Fire at Sea ★★★★

I sometimes make a distinction with friends between Slow Cinema for the Youth and Slow Cinema for Adults. The former uses the long take for two reasons. First, it aims to instill painful bodily discomfort in the viewer akin to riding some sort of endurance roller coaster; the (presumably male) viewer feels a sense of masculine accomplishment for enduring this strain. At the same time, it seems to me to be a calculated gesture to position oneself in a certain way to succeed on the film festival circuit. In this first group, I’d put people like – and please don’t hate me for this, Young Male Cinephiles -- Lisandro Alonso, Lav Diaz, Pedro Costa, and even Bela Tarr, though I love Tarr – partly because he’s much funnier and more baroque than these others. In the second group, I’d put people like Apichatpong, the late Kiarostami and Panahi, and now Gianfranco Rosi as well.
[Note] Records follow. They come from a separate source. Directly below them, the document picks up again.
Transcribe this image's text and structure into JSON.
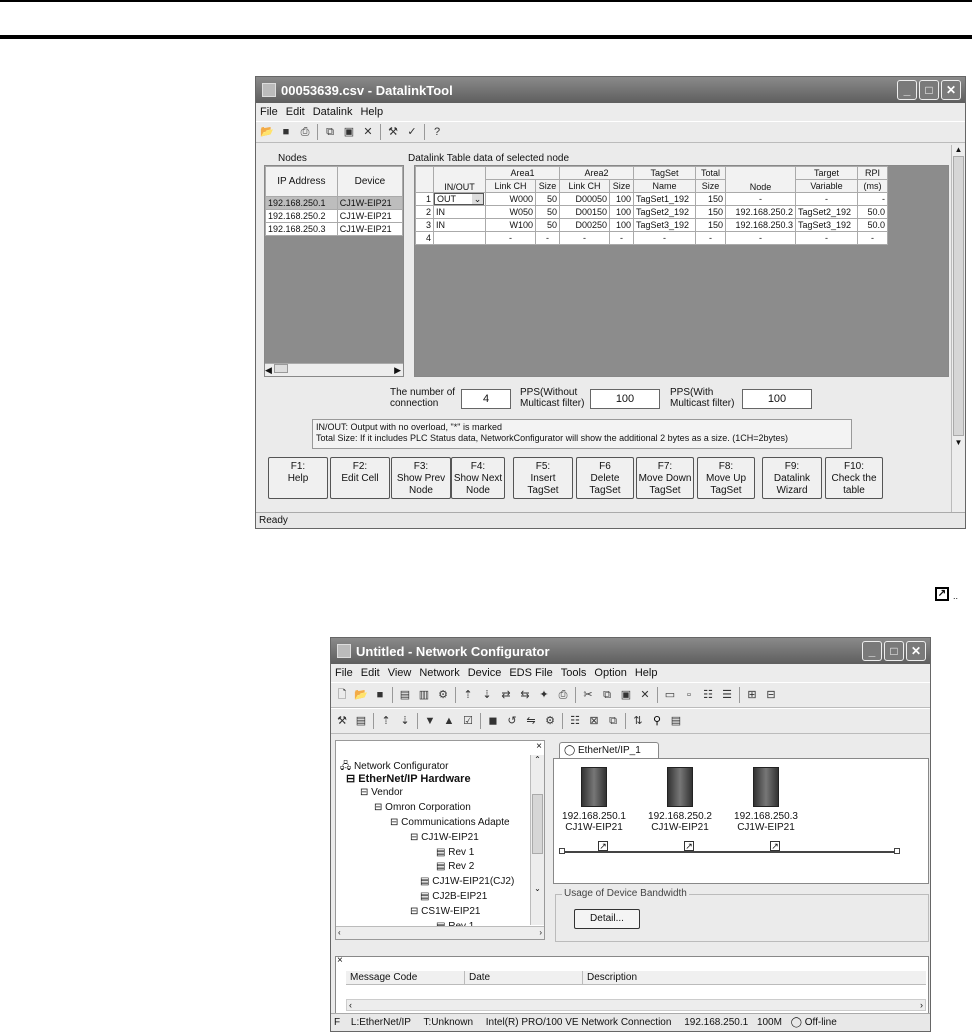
{
  "top_icon": "shortcut-link-icon",
  "datalink": {
    "title": "00053639.csv - DatalinkTool",
    "menu": [
      "File",
      "Edit",
      "Datalink",
      "Help"
    ],
    "nodes_label": "Nodes",
    "table_label": "Datalink Table data of selected node",
    "node_headers": [
      "IP Address",
      "Device"
    ],
    "nodes": [
      {
        "ip": "192.168.250.1",
        "device": "CJ1W-EIP21"
      },
      {
        "ip": "192.168.250.2",
        "device": "CJ1W-EIP21"
      },
      {
        "ip": "192.168.250.3",
        "device": "CJ1W-EIP21"
      }
    ],
    "headers": {
      "inout": "IN/OUT",
      "area1": "Area1",
      "area2": "Area2",
      "linkch": "Link CH",
      "size": "Size",
      "tagset": "TagSet",
      "tagset2": "Name",
      "total": "Total",
      "total2": "Size",
      "node": "Node",
      "target": "Target",
      "target2": "Variable",
      "rpi": "RPI",
      "rpi2": "(ms)"
    },
    "rows": [
      {
        "n": "1",
        "io": "OUT",
        "a1": "W000",
        "s1": "50",
        "a2": "D00050",
        "s2": "100",
        "tag": "TagSet1_192",
        "total": "150",
        "node": "-",
        "target": "-",
        "rpi": "-"
      },
      {
        "n": "2",
        "io": "IN",
        "a1": "W050",
        "s1": "50",
        "a2": "D00150",
        "s2": "100",
        "tag": "TagSet2_192",
        "total": "150",
        "node": "192.168.250.2",
        "target": "TagSet2_192",
        "rpi": "50.0"
      },
      {
        "n": "3",
        "io": "IN",
        "a1": "W100",
        "s1": "50",
        "a2": "D00250",
        "s2": "100",
        "tag": "TagSet3_192",
        "total": "150",
        "node": "192.168.250.3",
        "target": "TagSet3_192",
        "rpi": "50.0"
      },
      {
        "n": "4",
        "io": "",
        "a1": "-",
        "s1": "-",
        "a2": "-",
        "s2": "-",
        "tag": "-",
        "total": "-",
        "node": "-",
        "target": "-",
        "rpi": "-"
      }
    ],
    "conn_label1": "The number of",
    "conn_label2": "connection",
    "conn_value": "4",
    "pps1_label1": "PPS(Without",
    "pps1_label2": "Multicast filter)",
    "pps1_value": "100",
    "pps2_label1": "PPS(With",
    "pps2_label2": "Multicast filter)",
    "pps2_value": "100",
    "note1": "IN/OUT: Output with no overload, \"*\" is marked",
    "note2": "Total Size: If it includes PLC Status data, NetworkConfigurator will show the additional 2 bytes as a size. (1CH=2bytes)",
    "fkeys": [
      [
        "F1:",
        "Help",
        ""
      ],
      [
        "F2:",
        "Edit Cell",
        ""
      ],
      [
        "F3:",
        "Show Prev",
        "Node"
      ],
      [
        "F4:",
        "Show Next",
        "Node"
      ],
      [
        "F5:",
        "Insert",
        "TagSet"
      ],
      [
        "F6",
        "Delete",
        "TagSet"
      ],
      [
        "F7:",
        "Move Down",
        "TagSet"
      ],
      [
        "F8:",
        "Move Up",
        "TagSet"
      ],
      [
        "F9:",
        "Datalink",
        "Wizard"
      ],
      [
        "F10:",
        "Check the",
        "table"
      ]
    ],
    "status": "Ready"
  },
  "netconf": {
    "title": "Untitled - Network Configurator",
    "menu": [
      "File",
      "Edit",
      "View",
      "Network",
      "Device",
      "EDS File",
      "Tools",
      "Option",
      "Help"
    ],
    "tree": [
      "Network Configurator",
      "EtherNet/IP Hardware",
      "Vendor",
      "Omron Corporation",
      "Communications Adapte",
      "CJ1W-EIP21",
      "Rev 1",
      "Rev 2",
      "CJ1W-EIP21(CJ2)",
      "CJ2B-EIP21",
      "CS1W-EIP21",
      "Rev 1"
    ],
    "tab": "EtherNet/IP_1",
    "devices": [
      {
        "ip": "192.168.250.1",
        "model": "CJ1W-EIP21"
      },
      {
        "ip": "192.168.250.2",
        "model": "CJ1W-EIP21"
      },
      {
        "ip": "192.168.250.3",
        "model": "CJ1W-EIP21"
      }
    ],
    "bandwidth_label": "Usage of Device Bandwidth",
    "detail_button": "Detail...",
    "msg_headers": [
      "Message Code",
      "Date",
      "Description"
    ],
    "status": [
      "L:EtherNet/IP",
      "T:Unknown",
      "Intel(R) PRO/100 VE Network Connection",
      "192.168.250.1",
      "100M",
      "Off-line"
    ]
  }
}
These people seem to be into a more contemplative cinema, less painful and more thoughtful. I loved this movie because its meditative temporal quality enhanced its unusual narrative structure and mixture of content. Why, after all, would you juxtapose the deaths of African migrants at sea with the story of a young boy and his sling shot? This idiosyncratic, ruminative composition intensified both its intellectual and emotional qualities.